Frosting 101: Our Mini-Guide to Types of Frosting
Baking enthusiasts love to experiment with new recipes for some of their favorite baked goods, such as cookies, cakes, and cupcakes. Maybe you're ready to step up your game with some delicious new frostings.
How many kinds of frosting are there? What type of frosting works best with which baked goods?
Good questions to get answered on your way to becoming a frosting expert.
Check out this sweet and handy guide to learn more!
Differences Between Frosting Types
Have you ever baked the perfect cake and then been disappointed because the frosting ruined it? Are you puzzled by which type of frosting to use?
If you have followed a recipe and used the recommended topping only to discover you or your guests really don't like the flavor or texture, it's time to learn about all the possibilities the crowning glory of frosting can offer to your baked goodies.
Buttercream is one of the most popular frostings. It is fairly easy to make and can range from extremely sweet to even a delicate, savory flavor.
( In fact, here's our recipe for Chocolate Buttercream )
American Simple Buttercream

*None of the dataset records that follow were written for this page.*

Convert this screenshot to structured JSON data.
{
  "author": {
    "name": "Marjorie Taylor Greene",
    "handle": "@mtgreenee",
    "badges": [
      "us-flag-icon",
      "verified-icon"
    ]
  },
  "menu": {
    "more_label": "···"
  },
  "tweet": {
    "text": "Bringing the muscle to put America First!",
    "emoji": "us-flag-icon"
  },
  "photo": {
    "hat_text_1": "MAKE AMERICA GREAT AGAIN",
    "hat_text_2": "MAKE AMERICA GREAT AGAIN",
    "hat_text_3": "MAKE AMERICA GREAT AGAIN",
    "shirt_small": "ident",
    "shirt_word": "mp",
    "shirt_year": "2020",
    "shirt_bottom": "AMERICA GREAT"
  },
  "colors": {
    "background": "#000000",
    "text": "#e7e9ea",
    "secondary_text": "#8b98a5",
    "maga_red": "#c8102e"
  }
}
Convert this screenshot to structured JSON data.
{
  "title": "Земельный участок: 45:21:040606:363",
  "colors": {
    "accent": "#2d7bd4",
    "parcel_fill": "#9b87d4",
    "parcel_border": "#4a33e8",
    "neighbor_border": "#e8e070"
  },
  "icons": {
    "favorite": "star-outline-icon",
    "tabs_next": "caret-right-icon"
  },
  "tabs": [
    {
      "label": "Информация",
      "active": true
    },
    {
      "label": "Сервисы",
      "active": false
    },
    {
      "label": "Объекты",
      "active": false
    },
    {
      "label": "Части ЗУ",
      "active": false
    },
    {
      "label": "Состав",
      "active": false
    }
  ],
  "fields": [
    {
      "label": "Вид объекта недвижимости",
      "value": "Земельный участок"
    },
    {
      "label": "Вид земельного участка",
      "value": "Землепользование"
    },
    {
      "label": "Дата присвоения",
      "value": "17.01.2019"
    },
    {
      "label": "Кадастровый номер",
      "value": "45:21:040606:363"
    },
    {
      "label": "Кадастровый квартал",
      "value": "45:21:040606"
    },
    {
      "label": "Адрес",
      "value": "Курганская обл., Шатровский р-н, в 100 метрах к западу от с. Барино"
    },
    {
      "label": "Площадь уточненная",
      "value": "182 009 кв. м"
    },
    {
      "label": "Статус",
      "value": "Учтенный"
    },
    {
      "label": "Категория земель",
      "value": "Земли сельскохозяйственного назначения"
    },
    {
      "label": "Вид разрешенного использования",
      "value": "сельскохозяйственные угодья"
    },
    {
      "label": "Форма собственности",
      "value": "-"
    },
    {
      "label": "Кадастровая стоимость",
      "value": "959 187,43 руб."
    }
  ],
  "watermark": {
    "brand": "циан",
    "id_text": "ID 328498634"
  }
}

This is one of the easiest buttercream frostings. It is made with butter, shortening, powdered sugar and vanilla extract. This frosting is popular for being smooth and creamy. It can also be stiffened for piping by adding more powdered sugar and takes color well.
There are different varieties of meringue types of frosting. The key difference is that this is a lighter, fluffier type of buttercream. Because it is very soft, it is not ideal for piping.

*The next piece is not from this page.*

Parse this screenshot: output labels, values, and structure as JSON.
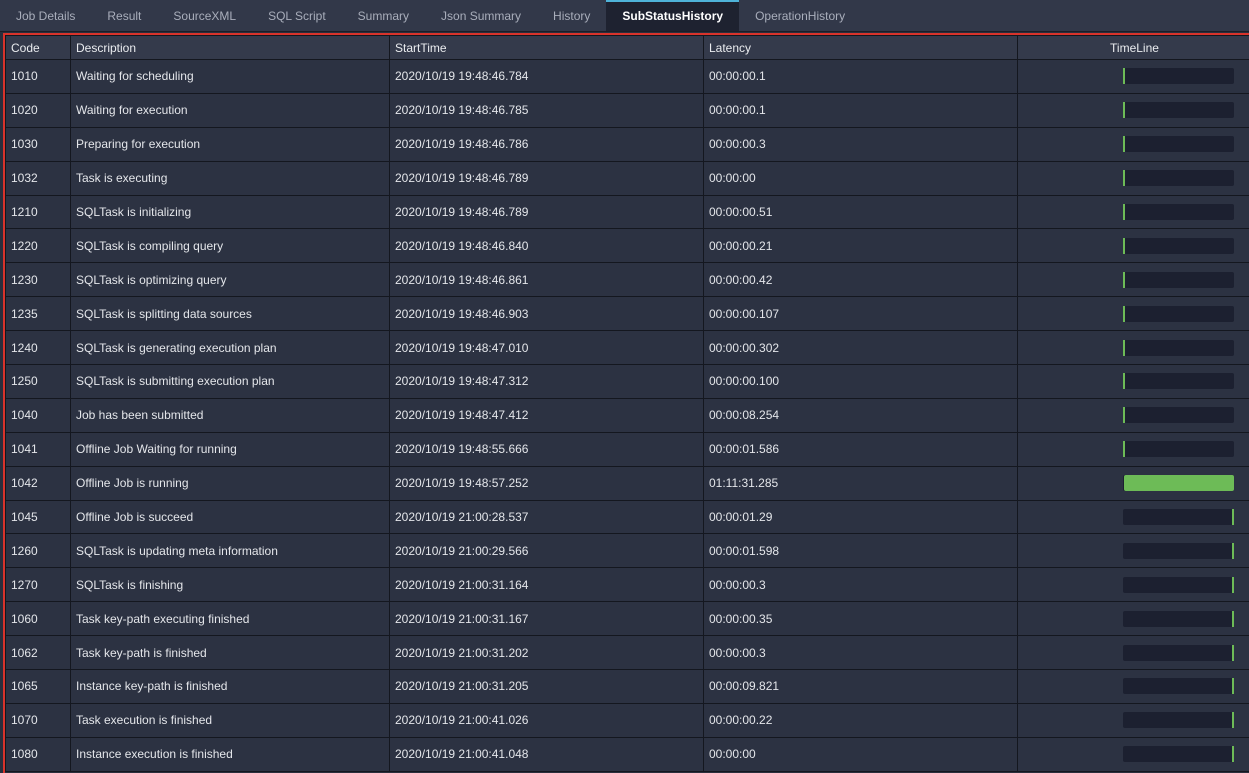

If you're concerned about your sugar intake, meringue also offers a less sweet option than traditional buttercream.
This is a very creamy custard-style of frosting. The super-rich texture is achieved by using egg yolks.

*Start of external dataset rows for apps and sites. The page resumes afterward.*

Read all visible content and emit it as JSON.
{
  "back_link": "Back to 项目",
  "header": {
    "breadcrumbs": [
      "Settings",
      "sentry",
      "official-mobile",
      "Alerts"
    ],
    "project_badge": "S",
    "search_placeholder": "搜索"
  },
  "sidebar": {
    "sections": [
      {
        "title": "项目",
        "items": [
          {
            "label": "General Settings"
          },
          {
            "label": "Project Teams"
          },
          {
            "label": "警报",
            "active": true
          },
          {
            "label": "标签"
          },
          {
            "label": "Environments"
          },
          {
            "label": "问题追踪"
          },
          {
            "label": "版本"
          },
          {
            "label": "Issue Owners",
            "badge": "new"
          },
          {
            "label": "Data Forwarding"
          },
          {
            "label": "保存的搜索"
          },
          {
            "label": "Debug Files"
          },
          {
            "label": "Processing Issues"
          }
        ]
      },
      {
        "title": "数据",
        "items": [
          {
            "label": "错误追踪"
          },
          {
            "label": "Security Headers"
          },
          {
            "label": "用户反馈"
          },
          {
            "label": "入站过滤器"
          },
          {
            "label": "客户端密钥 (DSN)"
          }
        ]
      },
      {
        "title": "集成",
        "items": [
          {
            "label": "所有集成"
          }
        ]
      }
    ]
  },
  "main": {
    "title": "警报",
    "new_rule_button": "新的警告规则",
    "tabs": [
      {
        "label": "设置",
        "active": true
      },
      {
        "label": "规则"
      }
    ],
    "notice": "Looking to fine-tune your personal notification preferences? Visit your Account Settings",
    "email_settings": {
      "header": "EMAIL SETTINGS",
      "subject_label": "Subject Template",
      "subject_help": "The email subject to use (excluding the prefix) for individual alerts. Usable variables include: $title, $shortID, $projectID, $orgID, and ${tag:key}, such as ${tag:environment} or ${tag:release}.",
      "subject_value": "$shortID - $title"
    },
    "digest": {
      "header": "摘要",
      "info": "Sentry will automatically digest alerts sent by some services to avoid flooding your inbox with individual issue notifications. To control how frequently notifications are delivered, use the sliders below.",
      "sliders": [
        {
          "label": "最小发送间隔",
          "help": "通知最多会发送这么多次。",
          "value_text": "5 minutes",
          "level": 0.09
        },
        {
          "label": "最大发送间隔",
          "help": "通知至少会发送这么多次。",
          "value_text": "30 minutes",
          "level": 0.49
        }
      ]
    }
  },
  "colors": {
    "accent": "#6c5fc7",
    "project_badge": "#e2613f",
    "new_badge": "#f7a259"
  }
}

It gives a beautifully smooth finish and is great as a filling.
The type of frosting that you see on very elegant cakes is usually a fondant. This a very different type of frosting than a buttercream.
It has a sturdy dough texture that can be poured or rolled into various designs. It also hardens for stability when shaping or using as a filling. Fondant can also be tinted and holds color well.
Be careful when adding flavorings. Flavors that are creamy or may melt will alter the stability of this frosting.
Some of the names for cooked frosting are flour frosting, boiled frosting, or Ermine frosting.
It has a similar texture to a whipped topping, but it holds its shape better than a buttercream. You can use it for piping or spreading beautiful swirls.
It also tastes very much like cream cheese, but is made by cooking flour and sugar with milk to make a light paste. It is usually flavored with vanilla and a bit of salt.
Whipped Cream Frosting
For a frosting with fewer calories, whipped cream is the way to go. This type of frosting is made by whipping heavy cream to a light and fluffy consistency that can be spread easily.
Whipped frosting needs to be refrigerated to keep its shape.
When you think of frosting, you expect a spreadable topping that has some thickness to hold its shape. Icing is thinner than frosting and also hardens.
Royal icing is perfect for cookies! It is a simple recipe using beaten egg whites, powdered sugar, and vanilla. Think holiday cookies with many options for coloring. Sprinkles and colored sugars hold well to this icing.
A ganache is a filling often used in pastries. It is made with chocolate and cream. Unlike a chocolate glaze, a ganache becomes thicker when more chocolate is added during mixing overheat.
A glaze is a very thin type of icing, often used to drizzle or brush over pastries. The most basic recipe is water and powdered sugar. You can also add flavoring from extracts or chocolates. Adding different oils will make it shinier.
Some Tips on How to Make Different Kinds of Frosting
Now that you know a little bit more about the various types of frostings, let's look at some helpful tips for finding your preferred texture and flavoring.
Keep it Cool!
The main ingredient of many frostings is butter or other fats. Always begin with slightly cooler than room temperature ingredients. If your fats are too cold, the frosting may become brittle.
Make sure your kitchen is at a comfortable temperature. If you have a lot of food you are preparing and your kitchen is hot, you can count on frosting not retaining its shape.
Give it a Whipping Not a Beating
Overly mixing can cause many frostings to fail.
When working with buttercreams, you want a smooth texture, not a sauce. Similarly, meringues can become fragile and fail to hold moisture when the egg whites are over-beaten.
Consistently mix with folding motions to give airy lightness to a whipped cream topping. Beating it or over-mixing will result in butter!
Do Your Flavor a Favor
Many frosting recipes call for powdered sugar and lots of it. For controlling shape and texture, the powdered sugar is increased.
There are ways to temper the sweetness. Lemon zest is often used.
Cream cheese frostings are an option for keeping a thicker texture without over-sweetening. Think of flavors such as herbs, cheeses, or nuts to offer savory deliciousness.
Get More Tasty Tips
Check this blog often for helpful articles and flavorful recipes.
In the mood for cupcakes? We now ship nationwide. Here's our shop!
- choosing a selection results in a full page refresh